Two Essays on Post-harvest Drying and Storage Practices for Maize in Sub-Saharan Africa
2019-08-13T18:44:03Z (GMT) by
This thesis consists of two essays that each discuss a major component of the post-harvest management of maize in sub-Saharan Africa: drying and storage. The first essay uses cross-country data about on-farm storage decisions between 2013 and 2015 to assess the severity of storage loss in the absence of improved storage technologies. We find that while losses are low, farmers report on average that they lose more than expected and sell earlier than originally intended at harvest. Additionally, we look for evidence that farmers use adaptation strategies for the purpose of mitigating storage loss and find that storage chemicals are effective at both reducing loss and increasing storage duration. The second essay introduces a third-party moisture testing service to traders in western Kenya to elicit willingness to pay for external quality verification using two moisture detection devices, a low-cost hygrometer and a commercial grade moisture meter. We find that while traders value the moisture meter service more, the hygrometer service is more profitable for potential service providers.
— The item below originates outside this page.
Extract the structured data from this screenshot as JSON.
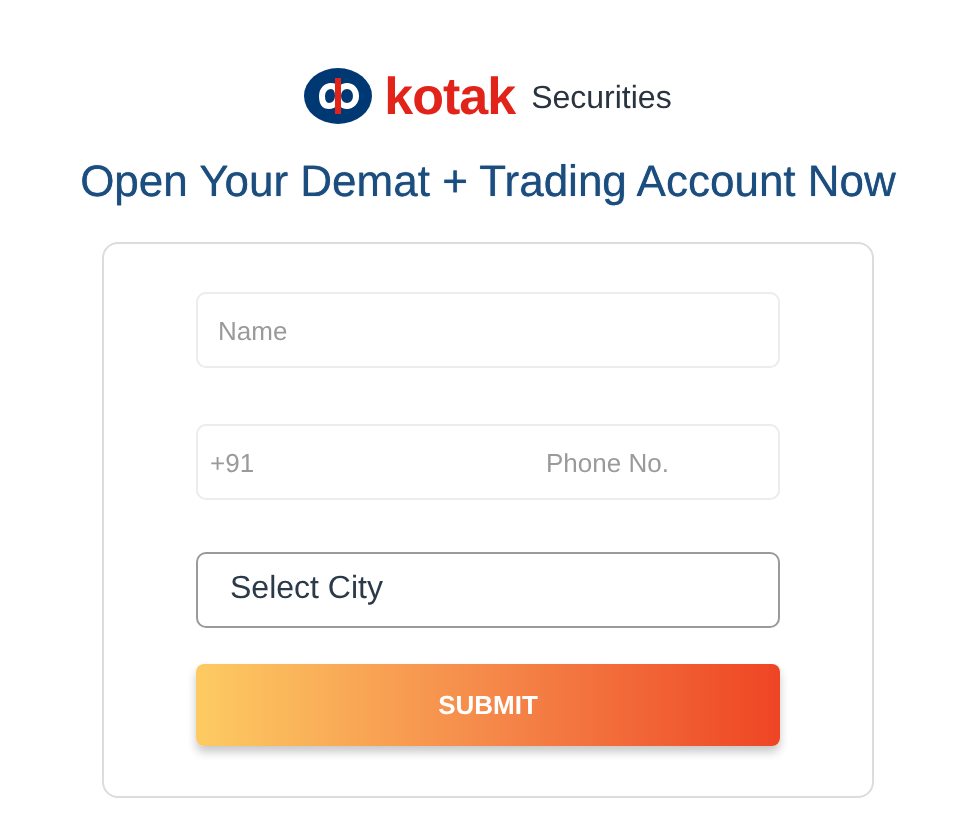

Further, when offered a chance to purchase the hygrometer device at/around market price ($2.50), only 15% of traders accepted the offer, suggesting that a service provider model is a viable way to make moisture testing more widely accessible and standard practice in the future.